TRY IT: Copy out the entries that come next, exactly.

Web page and app entries:

*** Block opens ***

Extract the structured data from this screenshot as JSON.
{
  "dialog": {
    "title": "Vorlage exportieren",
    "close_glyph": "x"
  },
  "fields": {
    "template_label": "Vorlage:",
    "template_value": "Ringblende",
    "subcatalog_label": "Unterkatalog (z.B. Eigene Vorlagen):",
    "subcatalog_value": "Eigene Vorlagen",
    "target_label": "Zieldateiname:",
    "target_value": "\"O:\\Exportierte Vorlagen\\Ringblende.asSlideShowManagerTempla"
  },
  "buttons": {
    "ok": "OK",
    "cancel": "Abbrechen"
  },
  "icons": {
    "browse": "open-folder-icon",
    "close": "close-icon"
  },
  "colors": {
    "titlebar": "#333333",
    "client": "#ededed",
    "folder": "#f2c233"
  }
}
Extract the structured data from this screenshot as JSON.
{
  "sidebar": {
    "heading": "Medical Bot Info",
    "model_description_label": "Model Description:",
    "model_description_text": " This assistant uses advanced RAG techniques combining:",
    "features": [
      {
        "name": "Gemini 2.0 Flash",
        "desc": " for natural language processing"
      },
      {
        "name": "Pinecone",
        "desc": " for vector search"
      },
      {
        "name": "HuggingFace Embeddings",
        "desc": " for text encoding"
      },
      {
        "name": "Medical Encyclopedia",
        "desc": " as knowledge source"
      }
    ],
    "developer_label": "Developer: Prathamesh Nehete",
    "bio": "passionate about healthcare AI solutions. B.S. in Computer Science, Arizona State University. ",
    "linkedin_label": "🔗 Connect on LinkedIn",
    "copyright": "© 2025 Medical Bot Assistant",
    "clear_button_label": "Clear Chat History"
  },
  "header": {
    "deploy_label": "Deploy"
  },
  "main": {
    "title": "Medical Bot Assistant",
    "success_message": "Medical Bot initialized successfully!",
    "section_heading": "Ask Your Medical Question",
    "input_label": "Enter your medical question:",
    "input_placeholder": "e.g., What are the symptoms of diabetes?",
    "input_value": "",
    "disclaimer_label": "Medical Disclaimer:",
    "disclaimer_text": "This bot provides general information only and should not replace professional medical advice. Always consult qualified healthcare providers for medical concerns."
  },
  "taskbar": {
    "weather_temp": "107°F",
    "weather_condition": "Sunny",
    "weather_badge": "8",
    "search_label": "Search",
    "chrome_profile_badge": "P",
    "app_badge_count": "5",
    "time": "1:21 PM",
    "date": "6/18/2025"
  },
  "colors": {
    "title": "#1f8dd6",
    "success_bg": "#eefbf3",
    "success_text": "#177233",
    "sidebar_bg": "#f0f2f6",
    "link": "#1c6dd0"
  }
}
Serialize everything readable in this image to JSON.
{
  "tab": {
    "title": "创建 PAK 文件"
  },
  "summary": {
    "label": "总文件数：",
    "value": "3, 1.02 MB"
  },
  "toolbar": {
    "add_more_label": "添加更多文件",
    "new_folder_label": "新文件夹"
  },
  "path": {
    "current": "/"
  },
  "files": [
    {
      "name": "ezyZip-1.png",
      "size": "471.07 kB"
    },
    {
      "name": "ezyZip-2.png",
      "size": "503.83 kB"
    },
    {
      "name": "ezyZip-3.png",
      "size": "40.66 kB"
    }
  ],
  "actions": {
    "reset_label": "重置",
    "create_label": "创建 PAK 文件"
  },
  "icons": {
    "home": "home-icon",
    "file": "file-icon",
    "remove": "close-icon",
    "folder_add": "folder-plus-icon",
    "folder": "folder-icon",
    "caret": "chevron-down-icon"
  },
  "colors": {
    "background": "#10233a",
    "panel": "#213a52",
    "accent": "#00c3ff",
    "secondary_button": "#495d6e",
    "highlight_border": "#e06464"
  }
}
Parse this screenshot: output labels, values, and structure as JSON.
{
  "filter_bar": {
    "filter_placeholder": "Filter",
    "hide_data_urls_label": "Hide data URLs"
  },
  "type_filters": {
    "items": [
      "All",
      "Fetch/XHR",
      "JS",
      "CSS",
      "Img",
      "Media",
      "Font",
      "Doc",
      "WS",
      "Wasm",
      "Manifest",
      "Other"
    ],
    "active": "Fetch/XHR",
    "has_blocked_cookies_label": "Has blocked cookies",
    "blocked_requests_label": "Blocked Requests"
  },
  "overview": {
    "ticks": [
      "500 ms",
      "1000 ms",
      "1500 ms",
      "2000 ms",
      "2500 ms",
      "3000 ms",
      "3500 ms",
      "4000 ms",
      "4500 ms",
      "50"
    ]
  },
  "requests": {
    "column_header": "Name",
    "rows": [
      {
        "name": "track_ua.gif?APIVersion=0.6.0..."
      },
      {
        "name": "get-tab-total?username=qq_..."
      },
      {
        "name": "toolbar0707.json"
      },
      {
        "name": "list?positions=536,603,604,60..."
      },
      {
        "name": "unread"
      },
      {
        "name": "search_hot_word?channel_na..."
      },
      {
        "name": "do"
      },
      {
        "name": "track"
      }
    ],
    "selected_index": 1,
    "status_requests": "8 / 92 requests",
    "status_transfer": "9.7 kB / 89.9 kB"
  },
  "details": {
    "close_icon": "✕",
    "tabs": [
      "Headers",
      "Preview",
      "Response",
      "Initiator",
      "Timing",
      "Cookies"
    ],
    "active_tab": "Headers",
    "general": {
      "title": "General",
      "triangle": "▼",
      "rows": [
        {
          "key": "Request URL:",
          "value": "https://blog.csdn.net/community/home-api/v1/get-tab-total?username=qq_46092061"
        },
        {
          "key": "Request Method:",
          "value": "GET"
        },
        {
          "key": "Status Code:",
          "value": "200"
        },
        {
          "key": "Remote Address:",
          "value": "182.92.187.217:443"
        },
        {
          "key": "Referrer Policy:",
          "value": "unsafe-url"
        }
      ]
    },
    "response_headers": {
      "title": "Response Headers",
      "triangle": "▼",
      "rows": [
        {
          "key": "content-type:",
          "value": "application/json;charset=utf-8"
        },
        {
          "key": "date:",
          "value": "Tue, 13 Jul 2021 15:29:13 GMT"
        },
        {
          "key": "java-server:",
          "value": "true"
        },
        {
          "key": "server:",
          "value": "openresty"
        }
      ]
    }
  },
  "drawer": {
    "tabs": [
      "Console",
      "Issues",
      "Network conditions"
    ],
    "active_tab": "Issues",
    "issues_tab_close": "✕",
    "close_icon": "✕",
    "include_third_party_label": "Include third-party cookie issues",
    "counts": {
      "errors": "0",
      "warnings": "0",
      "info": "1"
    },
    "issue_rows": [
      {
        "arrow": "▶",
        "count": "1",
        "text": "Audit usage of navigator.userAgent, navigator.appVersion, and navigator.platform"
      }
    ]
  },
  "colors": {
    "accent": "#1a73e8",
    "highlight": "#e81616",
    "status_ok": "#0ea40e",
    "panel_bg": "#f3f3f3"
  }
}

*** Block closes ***

RESPONSE BOX:
Extract the structured data from this screenshot as JSON.
{
  "dialog": {
    "title": "Vorlage exportieren",
    "close_glyph": "x"
  },
  "fields": {
    "template_label": "Vorlage:",
    "template_value": "Ringblende",
    "subcatalog_label": "Unterkatalog (z.B. Eigene Vorlagen):",
    "subcatalog_value": "Eigene Vorlagen",
    "target_label": "Zieldateiname:",
    "target_value": "\"O:\\Exportierte Vorlagen\\Ringblende.asSlideShowManagerTempla"
  },
  "buttons": {
    "ok": "OK",
    "cancel": "Abbrechen"
  },
  "icons": {
    "browse": "open-folder-icon",
    "close": "close-icon"
  },
  "colors": {
    "titlebar": "#333333",
    "client": "#ededed",
    "folder": "#f2c233"
  }
}
Extract the structured data from this screenshot as JSON.
{
  "sidebar": {
    "heading": "Medical Bot Info",
    "model_description_label": "Model Description:",
    "model_description_text": " This assistant uses advanced RAG techniques combining:",
    "features": [
      {
        "name": "Gemini 2.0 Flash",
        "desc": " for natural language processing"
      },
      {
        "name": "Pinecone",
        "desc": " for vector search"
      },
      {
        "name": "HuggingFace Embeddings",
        "desc": " for text encoding"
      },
      {
        "name": "Medical Encyclopedia",
        "desc": " as knowledge source"
      }
    ],
    "developer_label": "Developer: Prathamesh Nehete",
    "bio": "passionate about healthcare AI solutions. B.S. in Computer Science, Arizona State University. ",
    "linkedin_label": "🔗 Connect on LinkedIn",
    "copyright": "© 2025 Medical Bot Assistant",
    "clear_button_label": "Clear Chat History"
  },
  "header": {
    "deploy_label": "Deploy"
  },
  "main": {
    "title": "Medical Bot Assistant",
    "success_message": "Medical Bot initialized successfully!",
    "section_heading": "Ask Your Medical Question",
    "input_label": "Enter your medical question:",
    "input_placeholder": "e.g., What are the symptoms of diabetes?",
    "input_value": "",
    "disclaimer_label": "Medical Disclaimer:",
    "disclaimer_text": "This bot provides general information only and should not replace professional medical advice. Always consult qualified healthcare providers for medical concerns."
  },
  "taskbar": {
    "weather_temp": "107°F",
    "weather_condition": "Sunny",
    "weather_badge": "8",
    "search_label": "Search",
    "chrome_profile_badge": "P",
    "app_badge_count": "5",
    "time": "1:21 PM",
    "date": "6/18/2025"
  },
  "colors": {
    "title": "#1f8dd6",
    "success_bg": "#eefbf3",
    "success_text": "#177233",
    "sidebar_bg": "#f0f2f6",
    "link": "#1c6dd0"
  }
}
Serialize everything readable in this image to JSON.
{
  "tab": {
    "title": "创建 PAK 文件"
  },
  "summary": {
    "label": "总文件数：",
    "value": "3, 1.02 MB"
  },
  "toolbar": {
    "add_more_label": "添加更多文件",
    "new_folder_label": "新文件夹"
  },
  "path": {
    "current": "/"
  },
  "files": [
    {
      "name": "ezyZip-1.png",
      "size": "471.07 kB"
    },
    {
      "name": "ezyZip-2.png",
      "size": "503.83 kB"
    },
    {
      "name": "ezyZip-3.png",
      "size": "40.66 kB"
    }
  ],
  "actions": {
    "reset_label": "重置",
    "create_label": "创建 PAK 文件"
  },
  "icons": {
    "home": "home-icon",
    "file": "file-icon",
    "remove": "close-icon",
    "folder_add": "folder-plus-icon",
    "folder": "folder-icon",
    "caret": "chevron-down-icon"
  },
  "colors": {
    "background": "#10233a",
    "panel": "#213a52",
    "accent": "#00c3ff",
    "secondary_button": "#495d6e",
    "highlight_border": "#e06464"
  }
}
Parse this screenshot: output labels, values, and structure as JSON.
{
  "filter_bar": {
    "filter_placeholder": "Filter",
    "hide_data_urls_label": "Hide data URLs"
  },
  "type_filters": {
    "items": [
      "All",
      "Fetch/XHR",
      "JS",
      "CSS",
      "Img",
      "Media",
      "Font",
      "Doc",
      "WS",
      "Wasm",
      "Manifest",
      "Other"
    ],
    "active": "Fetch/XHR",
    "has_blocked_cookies_label": "Has blocked cookies",
    "blocked_requests_label": "Blocked Requests"
  },
  "overview": {
    "ticks": [
      "500 ms",
      "1000 ms",
      "1500 ms",
      "2000 ms",
      "2500 ms",
      "3000 ms",
      "3500 ms",
      "4000 ms",
      "4500 ms",
      "50"
    ]
  },
  "requests": {
    "column_header": "Name",
    "rows": [
      {
        "name": "track_ua.gif?APIVersion=0.6.0..."
      },
      {
        "name": "get-tab-total?username=qq_..."
      },
      {
        "name": "toolbar0707.json"
      },
      {
        "name": "list?positions=536,603,604,60..."
      },
      {
        "name": "unread"
      },
      {
        "name": "search_hot_word?channel_na..."
      },
      {
        "name": "do"
      },
      {
        "name": "track"
      }
    ],
    "selected_index": 1,
    "status_requests": "8 / 92 requests",
    "status_transfer": "9.7 kB / 89.9 kB"
  },
  "details": {
    "close_icon": "✕",
    "tabs": [
      "Headers",
      "Preview",
      "Response",
      "Initiator",
      "Timing",
      "Cookies"
    ],
    "active_tab": "Headers",
    "general": {
      "title": "General",
      "triangle": "▼",
      "rows": [
        {
          "key": "Request URL:",
          "value": "https://blog.csdn.net/community/home-api/v1/get-tab-total?username=qq_46092061"
        },
        {
          "key": "Request Method:",
          "value": "GET"
        },
        {
          "key": "Status Code:",
          "value": "200"
        },
        {
          "key": "Remote Address:",
          "value": "182.92.187.217:443"
        },
        {
          "key": "Referrer Policy:",
          "value": "unsafe-url"
        }
      ]
    },
    "response_headers": {
      "title": "Response Headers",
      "triangle": "▼",
      "rows": [
        {
          "key": "content-type:",
          "value": "application/json;charset=utf-8"
        },
        {
          "key": "date:",
          "value": "Tue, 13 Jul 2021 15:29:13 GMT"
        },
        {
          "key": "java-server:",
          "value": "true"
        },
        {
          "key": "server:",
          "value": "openresty"
        }
      ]
    }
  },
  "drawer": {
    "tabs": [
      "Console",
      "Issues",
      "Network conditions"
    ],
    "active_tab": "Issues",
    "issues_tab_close": "✕",
    "close_icon": "✕",
    "include_third_party_label": "Include third-party cookie issues",
    "counts": {
      "errors": "0",
      "warnings": "0",
      "info": "1"
    },
    "issue_rows": [
      {
        "arrow": "▶",
        "count": "1",
        "text": "Audit usage of navigator.userAgent, navigator.appVersion, and navigator.platform"
      }
    ]
  },
  "colors": {
    "accent": "#1a73e8",
    "highlight": "#e81616",
    "status_ok": "#0ea40e",
    "panel_bg": "#f3f3f3"
  }
}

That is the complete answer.